‘White is rebirth, light after the darkness, the sum of all the colors. White is the uniforms of those who have saved lives while risking their own. It’s time and space for thinking. And for staying silent too. White is for people who are filling this time and space with ideas, thoughts, stories, verses, music and kindness to others. It’s a reminder that after the crisis in 1929*, clothes turned white, a color chosen to express purity in the present and hope for the future. And above all, white is not surrender; it’s a blank page to be filled, the frontispiece of a new story about to begin.’
Far from surrender, Vogue Italia’s response to this new crisis is inspirational. Faced with the fact that all the actors involved in the production of the magazine – models, stylists, photographers et al – were necessarily in isolation, they determined to create an issue that made a virtue of the restrictions and parameters imposed by the current situation.

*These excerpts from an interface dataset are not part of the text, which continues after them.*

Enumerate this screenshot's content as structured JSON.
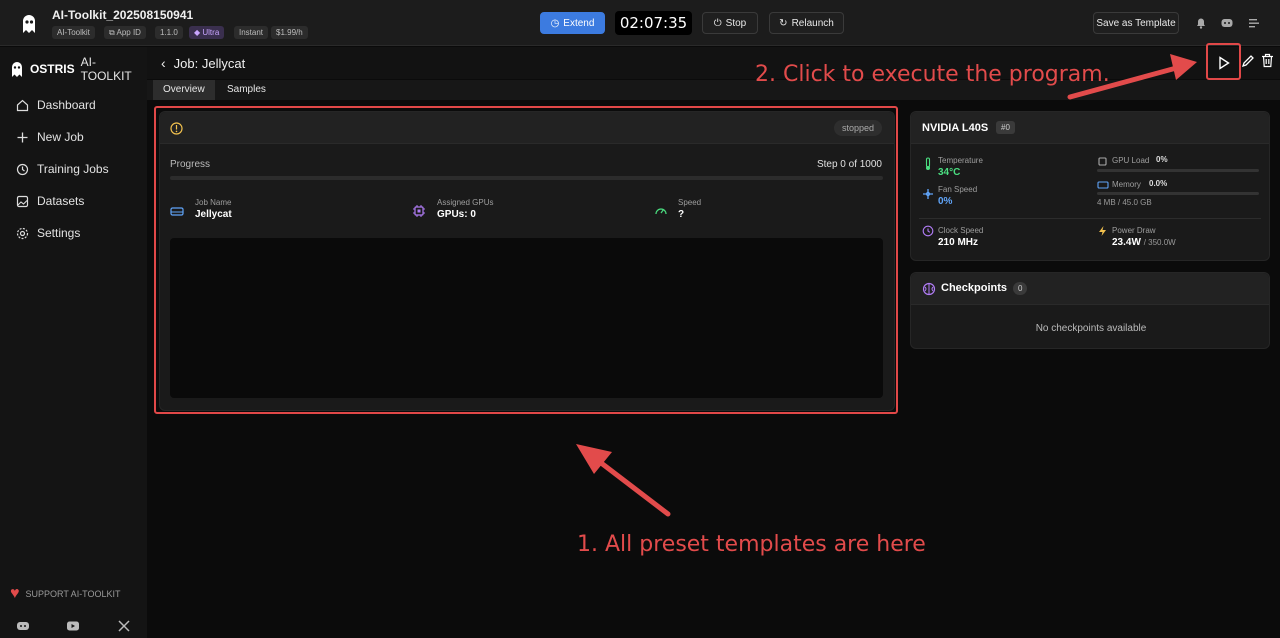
{
  "header": {
    "app_title": "AI-Toolkit_202508150941",
    "pills": [
      "AI-Toolkit",
      "App ID",
      "1.1.0",
      "Ultra",
      "Instant",
      "$1.99/h"
    ],
    "extend_label": "Extend",
    "timer": "02:07:35",
    "stop_label": "Stop",
    "relaunch_label": "Relaunch",
    "save_template_label": "Save as Template"
  },
  "sidebar": {
    "brand_bold": "OSTRIS",
    "brand_rest": "AI-TOOLKIT",
    "items": [
      {
        "label": "Dashboard",
        "icon": "home-icon"
      },
      {
        "label": "New Job",
        "icon": "plus-icon"
      },
      {
        "label": "Training Jobs",
        "icon": "training-icon"
      },
      {
        "label": "Datasets",
        "icon": "images-icon"
      },
      {
        "label": "Settings",
        "icon": "gear-icon"
      }
    ],
    "support_label": "SUPPORT AI-TOOLKIT"
  },
  "job": {
    "title": "Job: Jellycat",
    "tabs": [
      "Overview",
      "Samples"
    ],
    "status": "stopped",
    "progress_label": "Progress",
    "progress_text": "Step 0 of 1000",
    "progress_fraction": 0,
    "job_name_label": "Job Name",
    "job_name": "Jellycat",
    "gpus_label": "Assigned GPUs",
    "gpus_value": "GPUs: 0",
    "speed_label": "Speed",
    "speed_value": "?"
  },
  "gpu": {
    "name": "NVIDIA L40S",
    "index": "#0",
    "temperature_label": "Temperature",
    "temperature": "34°C",
    "fan_label": "Fan Speed",
    "fan": "0%",
    "gpu_load_label": "GPU Load",
    "gpu_load": "0%",
    "memory_label": "Memory",
    "memory": "0.0%",
    "memory_detail": "4 MB / 45.0 GB",
    "clock_label": "Clock Speed",
    "clock": "210 MHz",
    "power_label": "Power Draw",
    "power": "23.4W",
    "power_max": "/ 350.0W"
  },
  "checkpoints": {
    "title": "Checkpoints",
    "count": "0",
    "empty_text": "No checkpoints available"
  },
  "annotations": {
    "step1": "1. All preset templates are here",
    "step2": "2. Click to execute the program."
  },
  "colors": {
    "accent_blue": "#3c7be0",
    "annotation_red": "#e24b4b",
    "temp_green": "#4ade80",
    "fan_blue": "#60a5fa",
    "ultra_purple": "#c9a5ff"
  }
}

If the mountain can’t come to Mohammed – or indeed, the photographer can’t come to Bella Hadid – then why not let the ‘Work From Home’ technology that we are all embracing in this New Normal take the lead?
Hence Bella’s FaceTime collaboration with Brianna Capozzi – or Max Permain, Laura Nash and Tyrone Lebon combining to create a Joseph Beuys-style collage. Each page is an exercise of creativity over constraint – from the subtle (witness Paulo Ventura’s juxtaposition of 19th Century military illustrations and Dior accessories) to the bold (Petra Collins’ in your face celebration of female sexuality) and the humorous (Sebastian Faena’s tinned produce as luxury goods).
In times like this, we felt that a silent cover would speak louder than any word or image,’ he says. It’s a universal message of purity, strength, respect, and hope. Yet behind the silence of this cover, a very lively and personal issue of Vogue Italia comes to life.
– Ferdinando Verderi, Creative Director Italian Vogue
With over 40 artists and contributors helping to produce an issue from the confines of their own homes, the April issue of Italia Vogue is a testament to how creativity can triumph over circumstance.
‘We personally asked each artist to “stay true to the constraints that we are all sharing in these difficult times, creating simple, honest images”, and to depict fashion “in a way that most reflects their personal moment, with nothing else in mind.” It’s fair to say that the resulting images depict the widest range of emotions that, seen together, create a long-distance community effort that becomes an important visual document of the times we are living,’ adds Verderi. ‘Ultimately, it’s an expression of what Emanuele and I believe Vogue Italia should aim to do: talking about the world through fashion.’
*The 1929 Great Depression that deeply affected Italy